The plant had a major expansion in 2003 and another that was just finished six months ago, adding 72,000 square feet to the plant and more than doubling the number of employees.
"The last year has been very challenging for all of our team members, with construction and constant change in their work areas, but everyone has really stepped up and come together to help accomplish our company goals," Mitchell said. "Our team members made it possible for us to receive the Toyota quality award for 2016, which is a very amazing achievement, considering all of the changes to our facility over the last year."
Today, 203 ALM employees are still making those aluminum bumper parts, but they're also molding dashboards and wheel covers out of a high-performance plastic that's shiny, impervious and resilient. And the plant has grown, too, from 135,000 square feet in 2004 to 201,000 square feet today.
Aisin Electronics Illinois
Aisin Electronics Illinois, the newest plant, began production in 2005 in a $20 million, climate-controlled, anti-static, 57,000-square-foot facility with 64 workers.
We "began our first full year of mass production in 2006, and we have enjoyed steady growth in sales each year," said Charles Kuhn, vice president of quality and production control for AEIL.
The plant produces sensitive electronic systems used to control automatic doors and sunroofs, seats, mirrors, steering wheels, four-wheel drive systems, smart keys, running lights and airbags.
"Our products control systems that make vehicles safe and comfortable," Kuhn said.
In 2014, a $15 million, 108,000-square-foot expansion meant 80 more AEIL employees. By 2013, more than 230 worked in the newest plant. Today, AEIL employs 419.
"Our customers have provided our electronics plant in Marion many challenges, and I am proud to report that our local members have exceeded our customer expectations," Kuhn said.

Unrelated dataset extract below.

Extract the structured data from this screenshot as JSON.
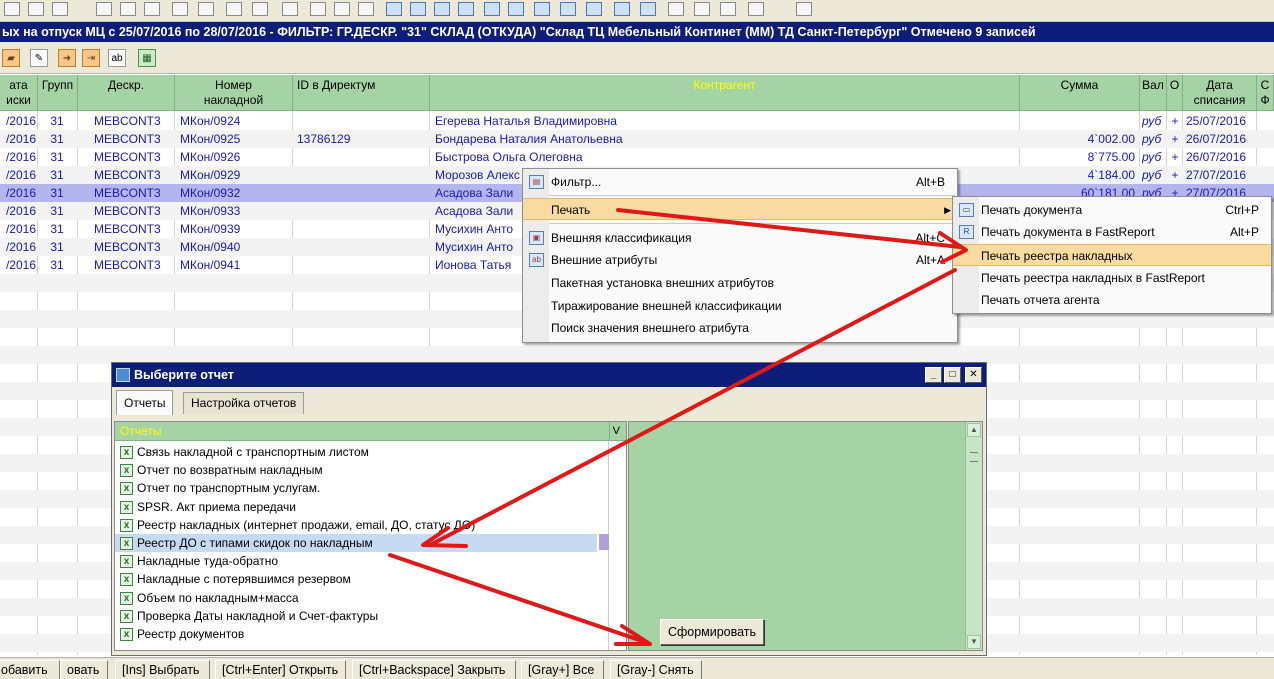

Every work day, AEIL ships about 65,000 automotive components, 40,000 sensors and 25,000 electronic control units to customers that include Toyota, Honda, Nissan, Mazda and GM.